Japanese and South Korean governments agreed that the foreign ministers of the two countries would meet in Seoul on Monday to discuss new proposals to resolve a row over the Japanese army’s historical use of sex slaves.
Japanese Foreign Minister, Fumio Kishida, said on Friday in Tokyo that the talks with his South Korean counterpart, Yun Se, were a very difficult one, but promised to make some progress.
Experts said not less than 200,000 women, many of whom were Koreans, were forced into sexual slavery for the Imperial Japanese Army before and during World War II.
The Korean peninsula was under Japanese colonial rule between 1910 and 1945.
Experts said Abe agreed with South Korean President Park Geun Hye in November to speed up talks on the issue.
A government official said on condition of anonymity that government had almost drafted a resolution.
He said the focus was now on whether government could reach an agreement with the South Korean side.
He said one of the new proposals was to expand by as much as 10 times the funds for a government-run programme to help provide medical and welfare care to some of the victims.
“Tokyo is also considering sending letters from Abe to the Korean women in an apparent expression of regret,” he said.
Meanwhile, Japan has demanded that South Korea remove a statue of a girl symbolising the sexual slavery issue erected in front of the Japanese embassy in Seoul.
Tokyo’s official stance was currently that the issue of compensation was fully settled under a 1965 treaty with Seoul that normalised diplomatic relations.

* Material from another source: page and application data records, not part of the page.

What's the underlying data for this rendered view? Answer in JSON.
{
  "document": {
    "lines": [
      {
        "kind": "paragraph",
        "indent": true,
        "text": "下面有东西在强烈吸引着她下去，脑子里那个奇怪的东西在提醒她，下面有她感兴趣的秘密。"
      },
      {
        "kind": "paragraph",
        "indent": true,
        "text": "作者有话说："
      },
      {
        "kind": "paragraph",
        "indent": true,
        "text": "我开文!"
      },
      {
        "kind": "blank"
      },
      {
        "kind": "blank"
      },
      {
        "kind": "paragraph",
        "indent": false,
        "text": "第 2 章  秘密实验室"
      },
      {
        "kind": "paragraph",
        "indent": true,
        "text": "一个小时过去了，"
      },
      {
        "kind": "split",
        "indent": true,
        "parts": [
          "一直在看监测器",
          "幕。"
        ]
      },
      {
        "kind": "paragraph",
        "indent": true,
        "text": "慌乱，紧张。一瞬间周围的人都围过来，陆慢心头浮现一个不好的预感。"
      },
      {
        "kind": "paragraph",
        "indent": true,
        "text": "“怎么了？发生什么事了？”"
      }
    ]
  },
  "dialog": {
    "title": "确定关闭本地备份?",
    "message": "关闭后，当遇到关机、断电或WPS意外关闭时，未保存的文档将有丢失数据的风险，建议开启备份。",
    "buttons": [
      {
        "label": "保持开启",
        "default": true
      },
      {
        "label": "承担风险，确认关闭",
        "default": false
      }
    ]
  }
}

Many survivors of the wartime brothels have urged Japan to issue an official apology, make reparations and include wartime atrocities in Japanese textbooks.